About this exercise: In this exercise, every entry is to be copied exactly.
+ + + + +
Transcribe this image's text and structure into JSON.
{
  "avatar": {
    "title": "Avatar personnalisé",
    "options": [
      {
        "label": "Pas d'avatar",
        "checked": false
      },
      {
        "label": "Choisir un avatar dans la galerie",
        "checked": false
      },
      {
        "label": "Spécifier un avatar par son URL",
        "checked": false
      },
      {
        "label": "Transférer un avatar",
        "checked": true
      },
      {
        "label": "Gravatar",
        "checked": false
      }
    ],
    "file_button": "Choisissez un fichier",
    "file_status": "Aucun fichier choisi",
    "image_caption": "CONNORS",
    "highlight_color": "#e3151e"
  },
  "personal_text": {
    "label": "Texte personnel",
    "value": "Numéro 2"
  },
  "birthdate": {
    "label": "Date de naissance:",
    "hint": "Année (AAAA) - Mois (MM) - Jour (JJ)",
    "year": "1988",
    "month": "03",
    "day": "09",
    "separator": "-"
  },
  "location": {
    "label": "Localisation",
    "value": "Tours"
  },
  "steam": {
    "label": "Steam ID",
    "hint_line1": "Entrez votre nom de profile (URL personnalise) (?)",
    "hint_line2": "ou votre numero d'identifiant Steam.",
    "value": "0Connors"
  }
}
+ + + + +
Your solution:
Transcribe this image's text and structure into JSON.
{
  "avatar": {
    "title": "Avatar personnalisé",
    "options": [
      {
        "label": "Pas d'avatar",
        "checked": false
      },
      {
        "label": "Choisir un avatar dans la galerie",
        "checked": false
      },
      {
        "label": "Spécifier un avatar par son URL",
        "checked": false
      },
      {
        "label": "Transférer un avatar",
        "checked": true
      },
      {
        "label": "Gravatar",
        "checked": false
      }
    ],
    "file_button": "Choisissez un fichier",
    "file_status": "Aucun fichier choisi",
    "image_caption": "CONNORS",
    "highlight_color": "#e3151e"
  },
  "personal_text": {
    "label": "Texte personnel",
    "value": "Numéro 2"
  },
  "birthdate": {
    "label": "Date de naissance:",
    "hint": "Année (AAAA) - Mois (MM) - Jour (JJ)",
    "year": "1988",
    "month": "03",
    "day": "09",
    "separator": "-"
  },
  "location": {
    "label": "Localisation",
    "value": "Tours"
  },
  "steam": {
    "label": "Steam ID",
    "hint_line1": "Entrez votre nom de profile (URL personnalise) (?)",
    "hint_line2": "ou votre numero d'identifiant Steam.",
    "value": "0Connors"
  }
}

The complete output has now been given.